Let me start by saying I’ve got all of Charlie Stross’ books and I regularly read his blog. I find him entertaining and interesting. I am looking forward to his next book (Rule 34, sequel to Halting State) and will buy it soon after it has been released.
The Fuller Memorandum is the third in the “Laundry” series. Ostensibly the book follows Bob Howard, a public servant in a British government department tasked with fighting paranormal threats foreign and domestic. The prior two books, The Atrocity Archive and The Jennifer Morgue had a strong dose of sardonic wit and plenty of geeky in-jokes. They were reasonably well paced, put the characters in believable (or unbelievable) jeopardy, and made me smile at their cleverness.

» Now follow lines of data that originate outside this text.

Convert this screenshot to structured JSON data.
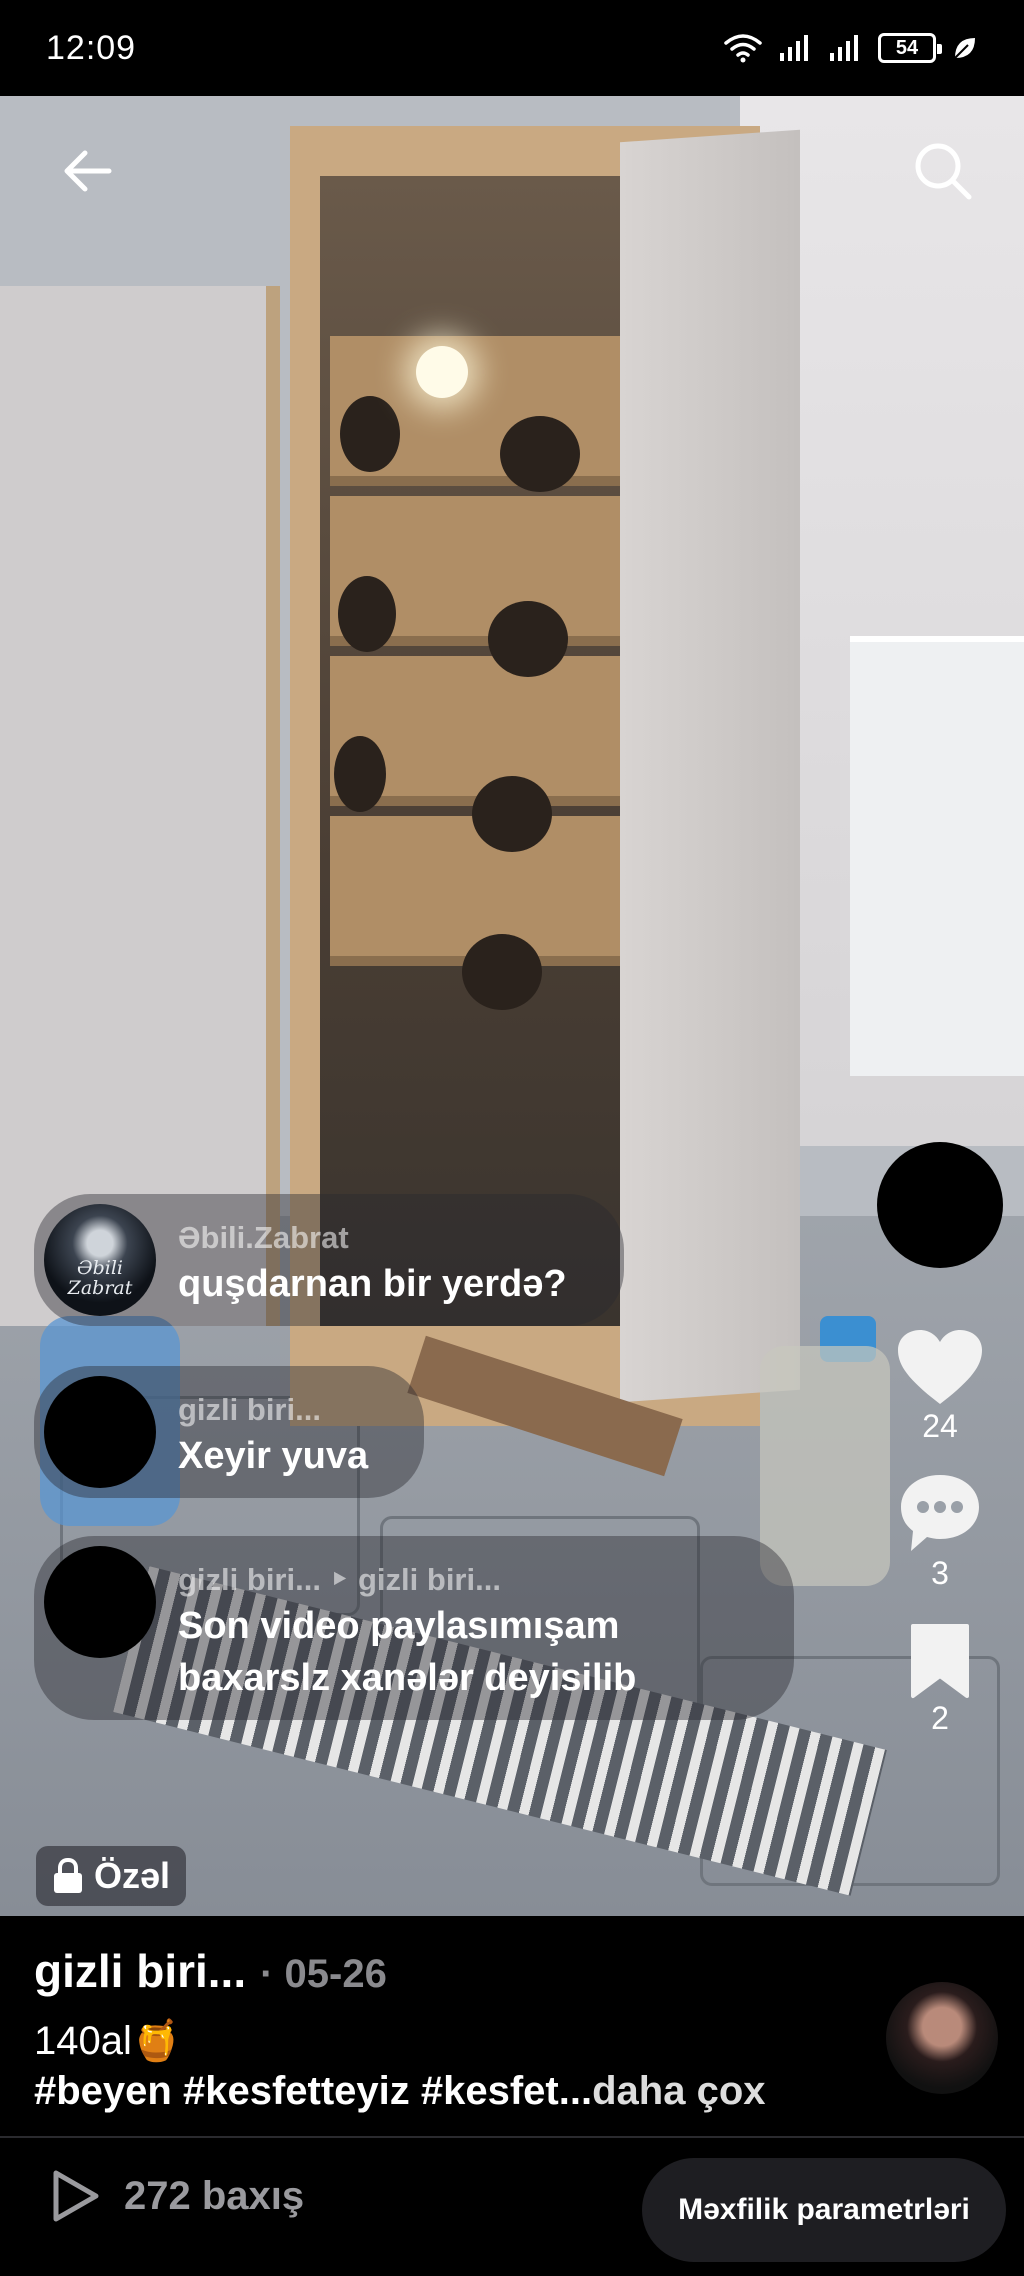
{
  "status_bar": {
    "time": "12:09",
    "battery": "54",
    "icons": [
      "wifi-icon",
      "signal-icon",
      "signal-icon",
      "battery-icon",
      "leaf-icon"
    ]
  },
  "video": {
    "icons": {
      "back": "arrow-left-icon",
      "search": "search-icon"
    }
  },
  "comments": [
    {
      "author": "Əbili.Zabrat",
      "text": "quşdarnan bir yerdə?",
      "avatar_text": "Əbili Zabrat"
    },
    {
      "author": "gizli biri...",
      "text": "Xeyir yuva"
    },
    {
      "author": "gizli biri... ‣ gizli biri...",
      "text_lines": [
        "Son video paylasımışam",
        "baxarslz xanələr deyisilib"
      ]
    }
  ],
  "actions": {
    "likes": "24",
    "comments": "3",
    "saves": "2"
  },
  "private_label": "Özəl",
  "post": {
    "username": "gizli biri...",
    "date": "· 05-26",
    "caption_line1": "140al🍯",
    "caption_line2": "#beyen #kesfetteyiz #kesfet...",
    "more_label": "daha çox"
  },
  "bottom_bar": {
    "views": "272 baxış",
    "privacy_button": "Məxfilik parametrləri"
  }
}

With that said, this most recent book, “The Fuller Memorandum” feels unfinished. This book lacks the polish of some of his other works and the plotting and pace seem vaguely off. The climax didn’t feel entirely climactic. The geekiness was confined to some commentary about how shiny a new iPhone was. It seems to me that it would have been more in character for the geeks working in The Laundry to be going ga-ga and reprogramming an Android phone (or some other phone with a highly customizable and reprogrammable OS). A book released in mid 2010 with Howard using an iPhone for the first time seemed to strike a wrong note. Howard seems like the sort of guy that would take it all matter of fact by this stage. William Gibson did a far better job in Zero History of reflecting the “SmartPhone Zeitgeist” then Stross did – which is kinda surprising because Stross is probably far geekier than Gibson.
It isn’t about the phone, but the approach to the phone is part of the discordant chime that echoes through the novel. The novel doesn’t have the joy in embracing the lead character’s geekiness that the previous two did. There isn’t as much nerdiness in this book. When you take away Bob Howard’s geekiness, but don’t really replace it with anything else, the character becomes more two dimensional and less interesting. Howard also repeatedly made odd and silly mistakes, something that again seemed out of character given previous behavior. It was the repeatedly part that got me. At one point I was thinking “you are kidding, he only realises that he’s up shit creek after not paying attention again?”
Perhaps my ambivalence about Fuller Memorandum also comes from reading China Mieville’s Kraken at about the same time. Both are published at around the same time and there are some thematic similarities between the two books – both involve a groups of British Civil Servants defeating a paranormal induced apocalypse (though in Mieville’s it is a unit of the Metropolitan police and they aren’t the main characters). Mieville’s is far more literary and he brought off the paranormal apocalypse near-miss in “oughties” London with far more panache.